What to produce: Please work out how many of the lines below include "name". Only the number should be given.

**** Input material ****

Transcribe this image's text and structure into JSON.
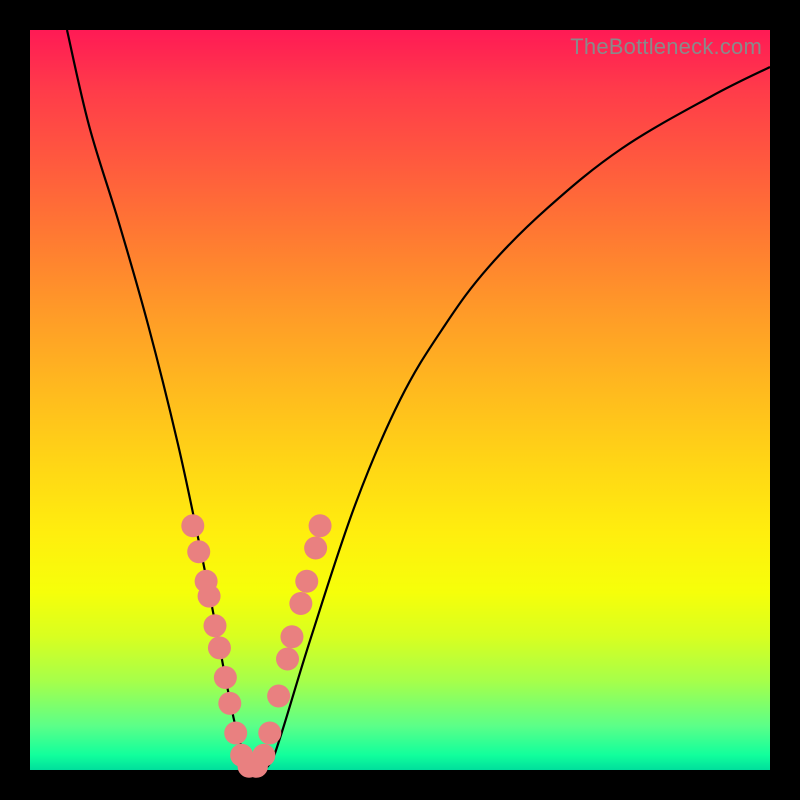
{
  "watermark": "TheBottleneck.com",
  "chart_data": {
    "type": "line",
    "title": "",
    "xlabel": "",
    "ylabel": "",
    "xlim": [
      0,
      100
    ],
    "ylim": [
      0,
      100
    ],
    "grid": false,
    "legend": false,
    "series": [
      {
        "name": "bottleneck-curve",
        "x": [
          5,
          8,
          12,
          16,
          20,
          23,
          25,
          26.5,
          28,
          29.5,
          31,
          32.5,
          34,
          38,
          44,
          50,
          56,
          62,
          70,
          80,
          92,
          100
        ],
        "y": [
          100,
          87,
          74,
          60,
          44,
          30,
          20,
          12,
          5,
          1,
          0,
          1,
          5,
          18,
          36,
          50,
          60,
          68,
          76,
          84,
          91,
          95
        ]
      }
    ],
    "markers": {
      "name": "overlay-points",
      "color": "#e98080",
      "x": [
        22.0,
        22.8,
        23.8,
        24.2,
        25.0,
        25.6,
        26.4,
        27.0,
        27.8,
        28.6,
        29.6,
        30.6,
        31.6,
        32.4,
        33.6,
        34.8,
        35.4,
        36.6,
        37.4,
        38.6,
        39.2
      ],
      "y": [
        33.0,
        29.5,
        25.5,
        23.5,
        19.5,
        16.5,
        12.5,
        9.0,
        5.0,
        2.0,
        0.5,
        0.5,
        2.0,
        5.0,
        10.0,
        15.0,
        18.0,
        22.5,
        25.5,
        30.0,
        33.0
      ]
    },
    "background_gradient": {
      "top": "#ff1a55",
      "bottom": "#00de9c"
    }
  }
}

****

Answer to the problem: 2